Photographer Holly Gordon has visited the Galapagos Islands three times and is anxious to return. She loves taking pictures of wildlife on the equatorial islands 600 miles off the coast of South America.
“They’re all wonderfully interesting creatures, mostly because they evolved on their own with no interference from man,” Gordon said.
Her photographs of tortoises, iguanas, frigate birds and other critters are on display in a gallery of the new wing at the Hall of Science. Besides revealing the unique features of rare animales, the pictures appeal for protection of the islands and their inhabitants.
The former teacher from Bay Shore said one of the Galapagos’ most unique residents is a flightless cormorant: “It swims for its food. Food in the water was so abundant, it stopped flying.” But the bird can’t escape hungry dogs and cats. “Man introduced dogs and cats,” Gordon said. “What I try to do with my images . . . is to get people to be sensitive and heart-warming toward these creatures and be protective.”
Gordon said the 20 islands are “another world. Every island is different.”
Even in the dead of winter, Holly Gordon enjoys an endless springtime. That’s not because the photographer’s images evoke only spring and summer (they don’t). And not because she only visits warm-weather locales (she doesn’t). But because, having devoted her most recent years to photographing everything from a pinklupine landscape in New Zealand to Gardiner’s Park near her Bay Shore home, she is always entering a new seson in her life. “I am,” said Gordon, “constantly renewing myself.”
Taking Wing: Not unlike the butterflies she has photographed, which will be exhibited at the Sweetbriar Nature Center in Smithtown this spring.
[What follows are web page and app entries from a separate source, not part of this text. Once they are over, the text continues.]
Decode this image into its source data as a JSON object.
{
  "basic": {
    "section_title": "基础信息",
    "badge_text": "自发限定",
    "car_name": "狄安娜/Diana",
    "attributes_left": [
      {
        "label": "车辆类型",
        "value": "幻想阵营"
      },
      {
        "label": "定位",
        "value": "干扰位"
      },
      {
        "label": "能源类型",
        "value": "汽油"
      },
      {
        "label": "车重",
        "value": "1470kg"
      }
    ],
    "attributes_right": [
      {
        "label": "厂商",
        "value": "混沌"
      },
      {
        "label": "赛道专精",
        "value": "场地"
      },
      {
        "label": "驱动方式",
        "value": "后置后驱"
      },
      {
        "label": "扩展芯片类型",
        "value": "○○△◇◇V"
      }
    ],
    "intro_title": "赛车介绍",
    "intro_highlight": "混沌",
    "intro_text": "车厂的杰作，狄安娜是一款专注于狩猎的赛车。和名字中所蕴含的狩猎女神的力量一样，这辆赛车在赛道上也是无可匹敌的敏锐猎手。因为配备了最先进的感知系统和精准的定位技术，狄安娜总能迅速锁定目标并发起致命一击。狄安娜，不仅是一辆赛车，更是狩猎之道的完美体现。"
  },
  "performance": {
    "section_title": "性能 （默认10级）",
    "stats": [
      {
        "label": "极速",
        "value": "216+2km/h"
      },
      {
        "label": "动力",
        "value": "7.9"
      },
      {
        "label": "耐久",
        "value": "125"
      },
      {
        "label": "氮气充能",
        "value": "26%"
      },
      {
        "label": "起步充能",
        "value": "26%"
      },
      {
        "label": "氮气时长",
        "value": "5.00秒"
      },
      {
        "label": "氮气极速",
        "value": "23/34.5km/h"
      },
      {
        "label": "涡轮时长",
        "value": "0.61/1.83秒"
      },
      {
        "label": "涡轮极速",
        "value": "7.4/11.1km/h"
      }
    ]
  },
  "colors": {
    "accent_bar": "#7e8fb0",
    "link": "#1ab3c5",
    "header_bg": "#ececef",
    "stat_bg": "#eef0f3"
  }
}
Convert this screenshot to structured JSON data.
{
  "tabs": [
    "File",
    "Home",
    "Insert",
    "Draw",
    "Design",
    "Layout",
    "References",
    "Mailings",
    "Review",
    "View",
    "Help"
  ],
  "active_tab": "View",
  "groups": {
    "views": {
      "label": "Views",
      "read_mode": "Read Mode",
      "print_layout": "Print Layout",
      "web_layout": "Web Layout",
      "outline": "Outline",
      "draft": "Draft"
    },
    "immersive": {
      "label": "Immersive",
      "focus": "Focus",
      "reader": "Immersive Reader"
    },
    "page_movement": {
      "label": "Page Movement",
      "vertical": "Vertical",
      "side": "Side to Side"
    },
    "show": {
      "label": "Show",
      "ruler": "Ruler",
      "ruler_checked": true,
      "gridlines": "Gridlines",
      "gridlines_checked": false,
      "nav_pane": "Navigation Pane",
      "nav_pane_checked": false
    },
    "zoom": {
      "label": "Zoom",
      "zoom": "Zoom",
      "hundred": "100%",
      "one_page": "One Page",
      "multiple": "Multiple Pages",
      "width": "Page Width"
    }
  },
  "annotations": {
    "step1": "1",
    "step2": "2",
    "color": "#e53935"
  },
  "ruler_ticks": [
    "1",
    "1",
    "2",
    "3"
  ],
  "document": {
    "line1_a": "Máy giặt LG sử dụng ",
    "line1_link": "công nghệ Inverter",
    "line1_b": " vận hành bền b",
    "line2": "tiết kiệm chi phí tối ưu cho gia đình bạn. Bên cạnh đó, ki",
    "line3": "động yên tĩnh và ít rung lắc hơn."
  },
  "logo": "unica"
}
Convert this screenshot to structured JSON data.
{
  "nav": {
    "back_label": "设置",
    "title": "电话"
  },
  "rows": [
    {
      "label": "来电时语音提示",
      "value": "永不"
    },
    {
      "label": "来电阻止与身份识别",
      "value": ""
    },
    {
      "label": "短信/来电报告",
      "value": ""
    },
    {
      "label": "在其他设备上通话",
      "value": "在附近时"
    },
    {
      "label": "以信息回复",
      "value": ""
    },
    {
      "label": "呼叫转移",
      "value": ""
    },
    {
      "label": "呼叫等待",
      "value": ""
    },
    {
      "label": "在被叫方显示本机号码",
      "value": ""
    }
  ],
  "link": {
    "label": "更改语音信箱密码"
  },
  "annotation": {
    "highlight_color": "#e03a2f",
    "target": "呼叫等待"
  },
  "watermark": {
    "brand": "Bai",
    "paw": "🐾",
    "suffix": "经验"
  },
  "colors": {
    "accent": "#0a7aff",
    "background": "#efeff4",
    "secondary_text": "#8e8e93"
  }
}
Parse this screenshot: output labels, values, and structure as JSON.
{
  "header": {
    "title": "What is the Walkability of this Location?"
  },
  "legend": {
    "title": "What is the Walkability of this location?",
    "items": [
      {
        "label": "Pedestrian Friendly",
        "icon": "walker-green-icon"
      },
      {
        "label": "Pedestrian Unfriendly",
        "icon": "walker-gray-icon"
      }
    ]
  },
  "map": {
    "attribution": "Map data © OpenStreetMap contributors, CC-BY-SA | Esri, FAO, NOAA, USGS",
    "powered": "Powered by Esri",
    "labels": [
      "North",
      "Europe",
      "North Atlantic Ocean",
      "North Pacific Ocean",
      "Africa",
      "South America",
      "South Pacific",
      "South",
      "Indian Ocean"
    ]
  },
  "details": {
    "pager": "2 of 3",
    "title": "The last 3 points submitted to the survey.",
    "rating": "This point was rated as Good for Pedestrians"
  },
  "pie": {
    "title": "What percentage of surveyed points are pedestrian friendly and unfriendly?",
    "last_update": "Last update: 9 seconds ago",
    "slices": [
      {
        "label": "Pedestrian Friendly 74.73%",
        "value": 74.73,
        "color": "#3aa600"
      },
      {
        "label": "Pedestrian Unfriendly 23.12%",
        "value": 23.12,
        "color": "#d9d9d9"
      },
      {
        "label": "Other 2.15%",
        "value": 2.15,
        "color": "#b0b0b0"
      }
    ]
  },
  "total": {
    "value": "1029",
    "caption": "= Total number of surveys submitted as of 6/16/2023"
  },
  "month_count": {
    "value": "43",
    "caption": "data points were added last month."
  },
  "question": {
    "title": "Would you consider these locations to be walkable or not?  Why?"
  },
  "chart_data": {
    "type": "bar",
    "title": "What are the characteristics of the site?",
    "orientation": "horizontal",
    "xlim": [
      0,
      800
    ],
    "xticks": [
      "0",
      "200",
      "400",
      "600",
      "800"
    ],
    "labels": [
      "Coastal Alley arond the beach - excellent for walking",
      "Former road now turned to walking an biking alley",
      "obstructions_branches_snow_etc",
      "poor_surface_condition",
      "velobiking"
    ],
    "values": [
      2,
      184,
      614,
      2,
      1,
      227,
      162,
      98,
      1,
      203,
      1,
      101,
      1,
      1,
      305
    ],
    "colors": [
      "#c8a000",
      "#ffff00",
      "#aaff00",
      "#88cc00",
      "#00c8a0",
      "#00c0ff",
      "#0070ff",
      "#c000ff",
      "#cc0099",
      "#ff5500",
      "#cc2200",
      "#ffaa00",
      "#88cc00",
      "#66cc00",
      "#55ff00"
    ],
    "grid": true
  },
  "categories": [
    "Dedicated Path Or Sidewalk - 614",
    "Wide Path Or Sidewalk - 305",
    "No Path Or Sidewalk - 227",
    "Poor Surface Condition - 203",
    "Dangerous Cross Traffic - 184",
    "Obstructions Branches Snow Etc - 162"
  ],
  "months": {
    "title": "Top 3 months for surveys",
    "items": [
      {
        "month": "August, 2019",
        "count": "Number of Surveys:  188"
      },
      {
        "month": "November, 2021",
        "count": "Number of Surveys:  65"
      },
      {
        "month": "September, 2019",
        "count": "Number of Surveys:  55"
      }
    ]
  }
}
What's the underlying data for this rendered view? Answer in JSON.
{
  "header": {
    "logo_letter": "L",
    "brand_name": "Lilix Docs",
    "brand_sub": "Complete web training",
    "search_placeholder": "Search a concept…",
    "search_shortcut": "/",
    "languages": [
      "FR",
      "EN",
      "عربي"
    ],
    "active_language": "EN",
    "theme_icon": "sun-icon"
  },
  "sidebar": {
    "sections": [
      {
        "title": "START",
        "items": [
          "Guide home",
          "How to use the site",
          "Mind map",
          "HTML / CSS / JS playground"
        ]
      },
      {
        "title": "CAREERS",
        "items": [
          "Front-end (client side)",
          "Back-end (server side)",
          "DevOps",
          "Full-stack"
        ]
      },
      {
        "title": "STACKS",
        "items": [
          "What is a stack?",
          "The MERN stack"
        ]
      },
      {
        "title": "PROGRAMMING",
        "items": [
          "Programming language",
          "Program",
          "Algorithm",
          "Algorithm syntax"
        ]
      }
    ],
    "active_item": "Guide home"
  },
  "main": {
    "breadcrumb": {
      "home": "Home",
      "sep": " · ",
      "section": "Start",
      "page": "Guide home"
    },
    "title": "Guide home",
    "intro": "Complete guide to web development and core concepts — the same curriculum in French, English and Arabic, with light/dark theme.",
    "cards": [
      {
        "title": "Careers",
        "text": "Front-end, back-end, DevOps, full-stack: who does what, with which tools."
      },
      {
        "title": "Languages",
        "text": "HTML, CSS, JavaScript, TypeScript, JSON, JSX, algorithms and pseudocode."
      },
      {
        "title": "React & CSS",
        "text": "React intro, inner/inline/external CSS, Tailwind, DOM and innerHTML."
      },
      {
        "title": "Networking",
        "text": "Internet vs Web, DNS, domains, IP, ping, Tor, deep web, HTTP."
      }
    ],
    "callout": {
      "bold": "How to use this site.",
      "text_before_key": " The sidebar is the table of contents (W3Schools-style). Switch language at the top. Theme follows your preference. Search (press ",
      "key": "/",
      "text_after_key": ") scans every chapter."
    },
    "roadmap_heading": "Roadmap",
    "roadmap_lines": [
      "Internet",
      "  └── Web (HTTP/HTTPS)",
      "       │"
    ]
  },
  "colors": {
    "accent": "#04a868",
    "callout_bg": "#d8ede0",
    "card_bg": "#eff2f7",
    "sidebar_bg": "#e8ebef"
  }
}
Gordon underwent a transformation-from West Babylon art teacher to aspiring photo pro. In her work with natural subjects, she said, “I feel a sense of control, and I can call the shots and choose the angles and just focus in on an intimate vision of nature and me.”
Cold Comfort: Her ambition, as part of her global travels,is to photograph every species of her favorite animal: penguins. “They are so animated, so clumsy on land and so graceful in the water. They are just a riot.”
Easygoing Nature: Her husband, Saul, who died in 1996, was her greatest booster. Now the world’s creatures seem to ease her way: On a trip in 2000, she said, “Koala bears came out of the trees for me to photograph, and my guide couldn’t believe it.” In Costa Rica, a blue morpho butterfly landed on her camera after she’d fed it mashed bananas mixed with beer. “And they’re not known to be friendly.”
Eagle Eye: The day she saw bald eagles mating, she was out of film. “Sometimes,” she said, “I shoot things and they don’t come out. But it is so wonderful even to have seen it.”